It wasn’t that long ago we had debated that Peyton Krebs had done his time on the fourth line and deserved some more ice time with more talented linemates. Guess what, Granato agreed with us and Krebs has been a bit of a revelation on the third line with Zach Benson and JJ Peterka. The Sabres have 61 percent of the shot attempts, 62 percent of the goals and 66 percent of the high-danger chances when that line is on the ice at five-on-five over the last five games (stat via The Athletic).

A torrid shift after Necas had scored saw the Sabres buzzing around the Canes goal, not letting the visitors play their way out of trouble and Krebs set up Power for a wrister from between the dots to even things up.

Final Thoughts

The playoffs remain a mirage, but watching the Sabres still putting their backs into it is both encouraging and frustrating. If only they had put in this kind of effort in about half a dozen more games earlier in the season and we’d be sitting in a much better position.

Buffalo has only extended a game into the shootout once before last night, which is pretty indicative of how quickly they have tended to fold when going behind in games this season.
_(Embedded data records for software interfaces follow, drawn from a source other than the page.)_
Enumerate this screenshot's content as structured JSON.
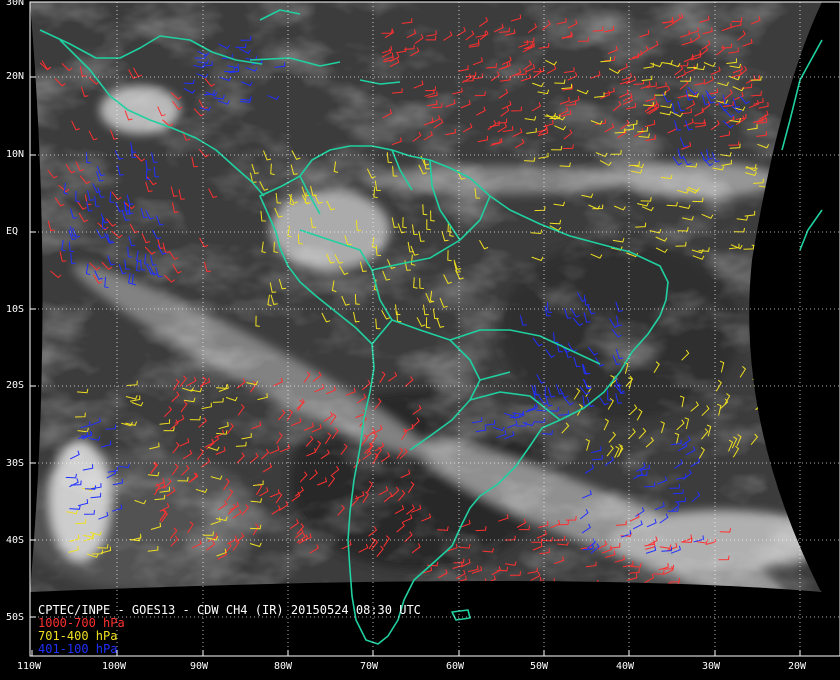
{
  "caption": {
    "title": "CPTEC/INPE - GOES13 - CDW CH4 (IR) 20150524 08:30 UTC",
    "legend": [
      {
        "label": "1000-700 hPa",
        "color": "#ff3030"
      },
      {
        "label": "701-400 hPa",
        "color": "#f0e020"
      },
      {
        "label": "401-100 hPa",
        "color": "#2030ff"
      }
    ]
  },
  "latitude_labels": [
    "30N",
    "20N",
    "10N",
    "EQ",
    "10S",
    "20S",
    "30S",
    "40S",
    "50S"
  ],
  "longitude_labels": [
    "110W",
    "100W",
    "90W",
    "80W",
    "70W",
    "60W",
    "50W",
    "40W",
    "30W",
    "20W"
  ],
  "colors": {
    "background": "#000000",
    "coastline": "#20d0a0",
    "grid": "#ffffff",
    "caption_text": "#ffffff"
  }
}
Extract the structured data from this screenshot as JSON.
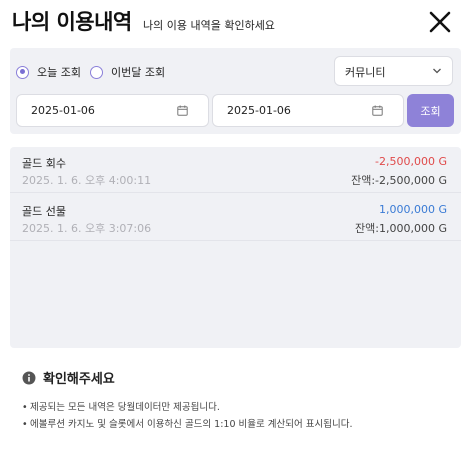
{
  "header": {
    "title": "나의 이용내역",
    "subtitle": "나의 이용 내역을 확인하세요"
  },
  "filters": {
    "radio_today": "오늘 조회",
    "radio_month": "이번달 조회",
    "selected_radio": "today",
    "category_select": "커뮤니티",
    "start_date": "2025-01-06",
    "end_date": "2025-01-06",
    "search_label": "조회"
  },
  "transactions": [
    {
      "name": "골드 회수",
      "datetime": "2025. 1. 6. 오후 4:00:11",
      "amount": "-2,500,000 G",
      "amount_color": "#e04a4a",
      "balance": "잔액:-2,500,000 G"
    },
    {
      "name": "골드 선물",
      "datetime": "2025. 1. 6. 오후 3:07:06",
      "amount": "1,000,000 G",
      "amount_color": "#3a7bd5",
      "balance": "잔액:1,000,000 G"
    }
  ],
  "notice": {
    "title": "확인해주세요",
    "items": [
      "제공되는 모든 내역은 당월데이터만 제공됩니다.",
      "에볼루션 카지노 및 슬롯에서 이용하신 골드의 1:10 비율로 계산되어 표시됩니다."
    ]
  },
  "colors": {
    "accent": "#8e82d8",
    "panel": "#f0f1f5"
  }
}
Last night’s victory does mark a return to winning ways for Buffalo at home, and correcting that 13-16-1 will go a long way towards ensuring success next season.

Talking Points